== Activity ==
The listing that follows must be retyped in full, exactly.

== Material provided ==

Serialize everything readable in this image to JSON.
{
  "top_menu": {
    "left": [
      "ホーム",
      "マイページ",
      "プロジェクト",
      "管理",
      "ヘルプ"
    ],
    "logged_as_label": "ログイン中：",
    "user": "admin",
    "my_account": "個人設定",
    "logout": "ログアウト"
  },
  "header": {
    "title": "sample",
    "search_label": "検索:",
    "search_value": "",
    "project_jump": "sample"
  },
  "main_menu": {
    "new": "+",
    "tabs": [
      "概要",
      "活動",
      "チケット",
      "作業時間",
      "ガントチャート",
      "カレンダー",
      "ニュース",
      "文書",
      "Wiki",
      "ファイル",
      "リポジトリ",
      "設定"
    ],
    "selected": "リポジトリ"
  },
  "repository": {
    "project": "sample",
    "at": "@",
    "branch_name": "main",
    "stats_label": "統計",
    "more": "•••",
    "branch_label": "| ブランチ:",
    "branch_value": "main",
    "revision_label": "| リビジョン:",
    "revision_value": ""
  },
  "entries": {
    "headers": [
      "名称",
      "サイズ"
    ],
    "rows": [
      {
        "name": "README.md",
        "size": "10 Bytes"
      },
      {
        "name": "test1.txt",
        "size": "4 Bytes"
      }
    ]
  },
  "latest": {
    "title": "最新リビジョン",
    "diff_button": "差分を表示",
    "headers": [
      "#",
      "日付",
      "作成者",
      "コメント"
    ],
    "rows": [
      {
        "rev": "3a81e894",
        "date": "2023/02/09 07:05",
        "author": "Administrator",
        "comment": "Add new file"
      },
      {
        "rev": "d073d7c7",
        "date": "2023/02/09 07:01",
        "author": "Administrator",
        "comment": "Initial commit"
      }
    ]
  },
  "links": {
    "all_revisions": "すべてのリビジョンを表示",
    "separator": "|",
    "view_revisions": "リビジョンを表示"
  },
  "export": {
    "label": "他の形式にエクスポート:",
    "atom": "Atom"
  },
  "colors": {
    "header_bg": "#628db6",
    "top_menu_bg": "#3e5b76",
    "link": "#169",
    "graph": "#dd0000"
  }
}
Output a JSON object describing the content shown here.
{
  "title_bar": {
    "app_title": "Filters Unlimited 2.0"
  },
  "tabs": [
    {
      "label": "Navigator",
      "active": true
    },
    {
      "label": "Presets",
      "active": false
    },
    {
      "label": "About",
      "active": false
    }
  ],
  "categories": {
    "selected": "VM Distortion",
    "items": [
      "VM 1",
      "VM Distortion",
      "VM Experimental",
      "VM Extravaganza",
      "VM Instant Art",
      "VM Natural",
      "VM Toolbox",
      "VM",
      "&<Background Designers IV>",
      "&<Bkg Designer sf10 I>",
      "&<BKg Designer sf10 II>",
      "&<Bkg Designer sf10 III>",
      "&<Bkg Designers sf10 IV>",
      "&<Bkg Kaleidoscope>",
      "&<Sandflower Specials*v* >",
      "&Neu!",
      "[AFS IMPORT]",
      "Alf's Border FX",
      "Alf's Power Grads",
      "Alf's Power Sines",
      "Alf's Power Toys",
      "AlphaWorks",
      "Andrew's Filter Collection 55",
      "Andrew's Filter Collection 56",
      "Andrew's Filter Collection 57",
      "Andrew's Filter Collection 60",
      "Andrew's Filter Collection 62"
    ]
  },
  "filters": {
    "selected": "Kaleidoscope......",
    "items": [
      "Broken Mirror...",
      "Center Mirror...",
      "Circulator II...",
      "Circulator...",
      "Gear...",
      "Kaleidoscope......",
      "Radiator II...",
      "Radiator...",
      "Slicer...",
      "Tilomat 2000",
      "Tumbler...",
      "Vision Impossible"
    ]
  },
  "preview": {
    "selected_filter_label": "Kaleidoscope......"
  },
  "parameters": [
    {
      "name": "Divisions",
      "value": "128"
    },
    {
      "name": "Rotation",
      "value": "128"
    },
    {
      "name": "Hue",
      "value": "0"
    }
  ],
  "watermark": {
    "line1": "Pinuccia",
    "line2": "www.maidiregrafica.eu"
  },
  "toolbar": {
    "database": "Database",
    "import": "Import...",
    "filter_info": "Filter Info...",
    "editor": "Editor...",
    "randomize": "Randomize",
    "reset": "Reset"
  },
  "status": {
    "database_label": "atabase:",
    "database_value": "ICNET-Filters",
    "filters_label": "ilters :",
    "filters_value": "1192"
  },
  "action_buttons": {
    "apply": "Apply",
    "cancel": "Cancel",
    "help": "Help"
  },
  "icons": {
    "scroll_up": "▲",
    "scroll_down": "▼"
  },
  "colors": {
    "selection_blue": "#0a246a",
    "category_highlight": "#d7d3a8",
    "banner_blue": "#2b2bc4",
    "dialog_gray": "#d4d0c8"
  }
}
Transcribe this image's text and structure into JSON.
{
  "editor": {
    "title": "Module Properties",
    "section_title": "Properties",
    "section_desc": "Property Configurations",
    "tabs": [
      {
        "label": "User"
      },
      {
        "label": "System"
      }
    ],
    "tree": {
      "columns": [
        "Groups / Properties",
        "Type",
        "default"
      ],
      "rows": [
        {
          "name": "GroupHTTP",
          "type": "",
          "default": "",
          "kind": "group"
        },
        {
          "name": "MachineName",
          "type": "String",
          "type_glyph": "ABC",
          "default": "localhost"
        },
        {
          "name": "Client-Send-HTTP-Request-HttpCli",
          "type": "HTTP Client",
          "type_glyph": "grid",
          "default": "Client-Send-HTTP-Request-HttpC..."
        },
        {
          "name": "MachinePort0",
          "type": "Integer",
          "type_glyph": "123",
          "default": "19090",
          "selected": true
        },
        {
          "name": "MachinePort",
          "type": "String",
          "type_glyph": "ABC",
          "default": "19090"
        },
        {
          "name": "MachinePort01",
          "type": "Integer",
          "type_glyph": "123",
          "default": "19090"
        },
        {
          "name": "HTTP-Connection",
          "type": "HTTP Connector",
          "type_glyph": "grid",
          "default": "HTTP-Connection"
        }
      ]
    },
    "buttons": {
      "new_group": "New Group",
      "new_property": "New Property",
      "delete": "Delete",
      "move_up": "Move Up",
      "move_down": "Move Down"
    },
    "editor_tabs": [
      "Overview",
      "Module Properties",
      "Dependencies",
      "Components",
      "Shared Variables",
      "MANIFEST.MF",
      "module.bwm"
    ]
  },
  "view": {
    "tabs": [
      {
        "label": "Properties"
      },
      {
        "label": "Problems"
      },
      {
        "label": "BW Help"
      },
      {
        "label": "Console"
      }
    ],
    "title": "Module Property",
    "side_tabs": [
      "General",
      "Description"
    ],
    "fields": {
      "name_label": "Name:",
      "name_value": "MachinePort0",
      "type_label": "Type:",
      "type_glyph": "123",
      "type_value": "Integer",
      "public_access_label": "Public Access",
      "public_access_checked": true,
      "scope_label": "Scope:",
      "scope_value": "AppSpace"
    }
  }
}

== Exercise result ==
Serialize everything readable in this image to JSON.
{
  "top_menu": {
    "left": [
      "ホーム",
      "マイページ",
      "プロジェクト",
      "管理",
      "ヘルプ"
    ],
    "logged_as_label": "ログイン中：",
    "user": "admin",
    "my_account": "個人設定",
    "logout": "ログアウト"
  },
  "header": {
    "title": "sample",
    "search_label": "検索:",
    "search_value": "",
    "project_jump": "sample"
  },
  "main_menu": {
    "new": "+",
    "tabs": [
      "概要",
      "活動",
      "チケット",
      "作業時間",
      "ガントチャート",
      "カレンダー",
      "ニュース",
      "文書",
      "Wiki",
      "ファイル",
      "リポジトリ",
      "設定"
    ],
    "selected": "リポジトリ"
  },
  "repository": {
    "project": "sample",
    "at": "@",
    "branch_name": "main",
    "stats_label": "統計",
    "more": "•••",
    "branch_label": "| ブランチ:",
    "branch_value": "main",
    "revision_label": "| リビジョン:",
    "revision_value": ""
  },
  "entries": {
    "headers": [
      "名称",
      "サイズ"
    ],
    "rows": [
      {
        "name": "README.md",
        "size": "10 Bytes"
      },
      {
        "name": "test1.txt",
        "size": "4 Bytes"
      }
    ]
  },
  "latest": {
    "title": "最新リビジョン",
    "diff_button": "差分を表示",
    "headers": [
      "#",
      "日付",
      "作成者",
      "コメント"
    ],
    "rows": [
      {
        "rev": "3a81e894",
        "date": "2023/02/09 07:05",
        "author": "Administrator",
        "comment": "Add new file"
      },
      {
        "rev": "d073d7c7",
        "date": "2023/02/09 07:01",
        "author": "Administrator",
        "comment": "Initial commit"
      }
    ]
  },
  "links": {
    "all_revisions": "すべてのリビジョンを表示",
    "separator": "|",
    "view_revisions": "リビジョンを表示"
  },
  "export": {
    "label": "他の形式にエクスポート:",
    "atom": "Atom"
  },
  "colors": {
    "header_bg": "#628db6",
    "top_menu_bg": "#3e5b76",
    "link": "#169",
    "graph": "#dd0000"
  }
}
Output a JSON object describing the content shown here.
{
  "title_bar": {
    "app_title": "Filters Unlimited 2.0"
  },
  "tabs": [
    {
      "label": "Navigator",
      "active": true
    },
    {
      "label": "Presets",
      "active": false
    },
    {
      "label": "About",
      "active": false
    }
  ],
  "categories": {
    "selected": "VM Distortion",
    "items": [
      "VM 1",
      "VM Distortion",
      "VM Experimental",
      "VM Extravaganza",
      "VM Instant Art",
      "VM Natural",
      "VM Toolbox",
      "VM",
      "&<Background Designers IV>",
      "&<Bkg Designer sf10 I>",
      "&<BKg Designer sf10 II>",
      "&<Bkg Designer sf10 III>",
      "&<Bkg Designers sf10 IV>",
      "&<Bkg Kaleidoscope>",
      "&<Sandflower Specials*v* >",
      "&Neu!",
      "[AFS IMPORT]",
      "Alf's Border FX",
      "Alf's Power Grads",
      "Alf's Power Sines",
      "Alf's Power Toys",
      "AlphaWorks",
      "Andrew's Filter Collection 55",
      "Andrew's Filter Collection 56",
      "Andrew's Filter Collection 57",
      "Andrew's Filter Collection 60",
      "Andrew's Filter Collection 62"
    ]
  },
  "filters": {
    "selected": "Kaleidoscope......",
    "items": [
      "Broken Mirror...",
      "Center Mirror...",
      "Circulator II...",
      "Circulator...",
      "Gear...",
      "Kaleidoscope......",
      "Radiator II...",
      "Radiator...",
      "Slicer...",
      "Tilomat 2000",
      "Tumbler...",
      "Vision Impossible"
    ]
  },
  "preview": {
    "selected_filter_label": "Kaleidoscope......"
  },
  "parameters": [
    {
      "name": "Divisions",
      "value": "128"
    },
    {
      "name": "Rotation",
      "value": "128"
    },
    {
      "name": "Hue",
      "value": "0"
    }
  ],
  "watermark": {
    "line1": "Pinuccia",
    "line2": "www.maidiregrafica.eu"
  },
  "toolbar": {
    "database": "Database",
    "import": "Import...",
    "filter_info": "Filter Info...",
    "editor": "Editor...",
    "randomize": "Randomize",
    "reset": "Reset"
  },
  "status": {
    "database_label": "atabase:",
    "database_value": "ICNET-Filters",
    "filters_label": "ilters :",
    "filters_value": "1192"
  },
  "action_buttons": {
    "apply": "Apply",
    "cancel": "Cancel",
    "help": "Help"
  },
  "icons": {
    "scroll_up": "▲",
    "scroll_down": "▼"
  },
  "colors": {
    "selection_blue": "#0a246a",
    "category_highlight": "#d7d3a8",
    "banner_blue": "#2b2bc4",
    "dialog_gray": "#d4d0c8"
  }
}
Transcribe this image's text and structure into JSON.
{
  "editor": {
    "title": "Module Properties",
    "section_title": "Properties",
    "section_desc": "Property Configurations",
    "tabs": [
      {
        "label": "User"
      },
      {
        "label": "System"
      }
    ],
    "tree": {
      "columns": [
        "Groups / Properties",
        "Type",
        "default"
      ],
      "rows": [
        {
          "name": "GroupHTTP",
          "type": "",
          "default": "",
          "kind": "group"
        },
        {
          "name": "MachineName",
          "type": "String",
          "type_glyph": "ABC",
          "default": "localhost"
        },
        {
          "name": "Client-Send-HTTP-Request-HttpCli",
          "type": "HTTP Client",
          "type_glyph": "grid",
          "default": "Client-Send-HTTP-Request-HttpC..."
        },
        {
          "name": "MachinePort0",
          "type": "Integer",
          "type_glyph": "123",
          "default": "19090",
          "selected": true
        },
        {
          "name": "MachinePort",
          "type": "String",
          "type_glyph": "ABC",
          "default": "19090"
        },
        {
          "name": "MachinePort01",
          "type": "Integer",
          "type_glyph": "123",
          "default": "19090"
        },
        {
          "name": "HTTP-Connection",
          "type": "HTTP Connector",
          "type_glyph": "grid",
          "default": "HTTP-Connection"
        }
      ]
    },
    "buttons": {
      "new_group": "New Group",
      "new_property": "New Property",
      "delete": "Delete",
      "move_up": "Move Up",
      "move_down": "Move Down"
    },
    "editor_tabs": [
      "Overview",
      "Module Properties",
      "Dependencies",
      "Components",
      "Shared Variables",
      "MANIFEST.MF",
      "module.bwm"
    ]
  },
  "view": {
    "tabs": [
      {
        "label": "Properties"
      },
      {
        "label": "Problems"
      },
      {
        "label": "BW Help"
      },
      {
        "label": "Console"
      }
    ],
    "title": "Module Property",
    "side_tabs": [
      "General",
      "Description"
    ],
    "fields": {
      "name_label": "Name:",
      "name_value": "MachinePort0",
      "type_label": "Type:",
      "type_glyph": "123",
      "type_value": "Integer",
      "public_access_label": "Public Access",
      "public_access_checked": true,
      "scope_label": "Scope:",
      "scope_value": "AppSpace"
    }
  }
}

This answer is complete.